(CNN) - Boston's pain has been felt by people all over the world and the running community in particular has sympathized with the tragedy. Tens of thousands of runners in London remembered the victims, and there was also an emotional marathon in Bethlehem on Sunday.
More than five-thousand miles away from the terror that unfolded in Boston, marathon runners in Bethlehem can't help but have Boston on their minds. No one more than Karen Kjaer. She ran in the Boston marathon… and heard the explosions as she was cooling down.
"I thought this is crazy can I go to the West Bank in five or six days, but after a day or two I thought this is the right thing to do it is really important for me to be here because of Boston because of the whole situation," says Karen Kjaer.
A few feet away runner Dimitri Awad wears a T-shirt with a picture of 8-year-old Martin Richard, the youngest victim killed in the Boston bombing. "I wanted to show the people in the U.S. that we care about what's going on. It doesn't matter if a child dies from here or the U-S or even Israel. Children are our children. So, I put on this shirt here in memory of Martin. So, I hope his family knows we care," says Dimtri Awwad, Palestinian runner.
The marathon in Bethlehem was of course planned long before what happened in Boston, but with the victims fresh on the minds of runners here they are also here to send a political message about the restrictions on Palestinians movement. This is the first international marathon in the West Bank, beginning and ending at the Church of the Nativity.
The route is a tough one, mapped out by organizers, to make a point by taking runners through some of the restrictions Palestinians face daily.
Those running the full marathon had to run the same route twice, right past the massive wall that snakes through parts of the West Bank and cuts off access. Israel says the wall has successfully helped stop terror attacks from the West Bank.

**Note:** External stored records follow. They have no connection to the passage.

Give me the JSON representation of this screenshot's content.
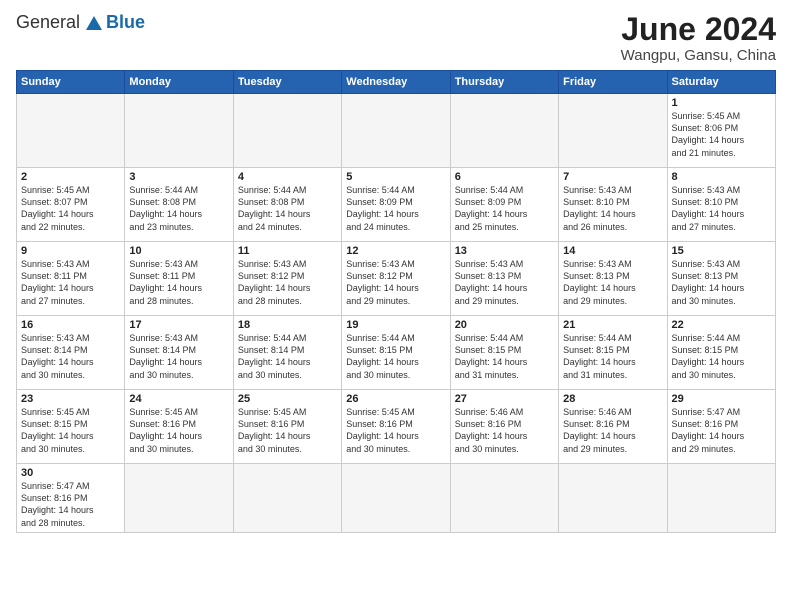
{
  "header": {
    "logo_general": "General",
    "logo_blue": "Blue",
    "month": "June 2024",
    "location": "Wangpu, Gansu, China"
  },
  "days_of_week": [
    "Sunday",
    "Monday",
    "Tuesday",
    "Wednesday",
    "Thursday",
    "Friday",
    "Saturday"
  ],
  "weeks": [
    [
      {
        "day": null,
        "info": ""
      },
      {
        "day": null,
        "info": ""
      },
      {
        "day": null,
        "info": ""
      },
      {
        "day": null,
        "info": ""
      },
      {
        "day": null,
        "info": ""
      },
      {
        "day": null,
        "info": ""
      },
      {
        "day": "1",
        "info": "Sunrise: 5:45 AM\nSunset: 8:06 PM\nDaylight: 14 hours\nand 21 minutes."
      }
    ],
    [
      {
        "day": "2",
        "info": "Sunrise: 5:45 AM\nSunset: 8:07 PM\nDaylight: 14 hours\nand 22 minutes."
      },
      {
        "day": "3",
        "info": "Sunrise: 5:44 AM\nSunset: 8:08 PM\nDaylight: 14 hours\nand 23 minutes."
      },
      {
        "day": "4",
        "info": "Sunrise: 5:44 AM\nSunset: 8:08 PM\nDaylight: 14 hours\nand 24 minutes."
      },
      {
        "day": "5",
        "info": "Sunrise: 5:44 AM\nSunset: 8:09 PM\nDaylight: 14 hours\nand 24 minutes."
      },
      {
        "day": "6",
        "info": "Sunrise: 5:44 AM\nSunset: 8:09 PM\nDaylight: 14 hours\nand 25 minutes."
      },
      {
        "day": "7",
        "info": "Sunrise: 5:43 AM\nSunset: 8:10 PM\nDaylight: 14 hours\nand 26 minutes."
      },
      {
        "day": "8",
        "info": "Sunrise: 5:43 AM\nSunset: 8:10 PM\nDaylight: 14 hours\nand 27 minutes."
      }
    ],
    [
      {
        "day": "9",
        "info": "Sunrise: 5:43 AM\nSunset: 8:11 PM\nDaylight: 14 hours\nand 27 minutes."
      },
      {
        "day": "10",
        "info": "Sunrise: 5:43 AM\nSunset: 8:11 PM\nDaylight: 14 hours\nand 28 minutes."
      },
      {
        "day": "11",
        "info": "Sunrise: 5:43 AM\nSunset: 8:12 PM\nDaylight: 14 hours\nand 28 minutes."
      },
      {
        "day": "12",
        "info": "Sunrise: 5:43 AM\nSunset: 8:12 PM\nDaylight: 14 hours\nand 29 minutes."
      },
      {
        "day": "13",
        "info": "Sunrise: 5:43 AM\nSunset: 8:13 PM\nDaylight: 14 hours\nand 29 minutes."
      },
      {
        "day": "14",
        "info": "Sunrise: 5:43 AM\nSunset: 8:13 PM\nDaylight: 14 hours\nand 29 minutes."
      },
      {
        "day": "15",
        "info": "Sunrise: 5:43 AM\nSunset: 8:13 PM\nDaylight: 14 hours\nand 30 minutes."
      }
    ],
    [
      {
        "day": "16",
        "info": "Sunrise: 5:43 AM\nSunset: 8:14 PM\nDaylight: 14 hours\nand 30 minutes."
      },
      {
        "day": "17",
        "info": "Sunrise: 5:43 AM\nSunset: 8:14 PM\nDaylight: 14 hours\nand 30 minutes."
      },
      {
        "day": "18",
        "info": "Sunrise: 5:44 AM\nSunset: 8:14 PM\nDaylight: 14 hours\nand 30 minutes."
      },
      {
        "day": "19",
        "info": "Sunrise: 5:44 AM\nSunset: 8:15 PM\nDaylight: 14 hours\nand 30 minutes."
      },
      {
        "day": "20",
        "info": "Sunrise: 5:44 AM\nSunset: 8:15 PM\nDaylight: 14 hours\nand 31 minutes."
      },
      {
        "day": "21",
        "info": "Sunrise: 5:44 AM\nSunset: 8:15 PM\nDaylight: 14 hours\nand 31 minutes."
      },
      {
        "day": "22",
        "info": "Sunrise: 5:44 AM\nSunset: 8:15 PM\nDaylight: 14 hours\nand 30 minutes."
      }
    ],
    [
      {
        "day": "23",
        "info": "Sunrise: 5:45 AM\nSunset: 8:15 PM\nDaylight: 14 hours\nand 30 minutes."
      },
      {
        "day": "24",
        "info": "Sunrise: 5:45 AM\nSunset: 8:16 PM\nDaylight: 14 hours\nand 30 minutes."
      },
      {
        "day": "25",
        "info": "Sunrise: 5:45 AM\nSunset: 8:16 PM\nDaylight: 14 hours\nand 30 minutes."
      },
      {
        "day": "26",
        "info": "Sunrise: 5:45 AM\nSunset: 8:16 PM\nDaylight: 14 hours\nand 30 minutes."
      },
      {
        "day": "27",
        "info": "Sunrise: 5:46 AM\nSunset: 8:16 PM\nDaylight: 14 hours\nand 30 minutes."
      },
      {
        "day": "28",
        "info": "Sunrise: 5:46 AM\nSunset: 8:16 PM\nDaylight: 14 hours\nand 29 minutes."
      },
      {
        "day": "29",
        "info": "Sunrise: 5:47 AM\nSunset: 8:16 PM\nDaylight: 14 hours\nand 29 minutes."
      }
    ],
    [
      {
        "day": "30",
        "info": "Sunrise: 5:47 AM\nSunset: 8:16 PM\nDaylight: 14 hours\nand 28 minutes."
      },
      {
        "day": null,
        "info": ""
      },
      {
        "day": null,
        "info": ""
      },
      {
        "day": null,
        "info": ""
      },
      {
        "day": null,
        "info": ""
      },
      {
        "day": null,
        "info": ""
      },
      {
        "day": null,
        "info": ""
      }
    ]
  ]
}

And the restriction on Palestinians are for security reasons. But Palestinian officials and some runners accuse Israel of being blatantly unfair in the name of security. This year Israel refused to let 26 runners from Gaza, including an Olympic athlete, into the West Bank for the marathon saying they did not meet Israel's criteria for movement between the two areas.
At least two rockets have been fired from Gaza into Israel this year, but organizers say Palestinian athletes shouldn't be punished for the actions of others.
"I think it's the time now to punish the Israelis to ask the Israelis to stop their crazy racist measure and procedures against the Palestinian sports family," says Jabril Rajoub, Palestinian Olympic Committee.
Israel says the procedures are not racist or crazy, but based on making sure Israel is safe. Palestinian runner, Abdul Nasser Awajneh won the marathon, but laments his fellow runners from Gaza couldn't participate. Marathons in this part of the world can rarely avoid running into politics.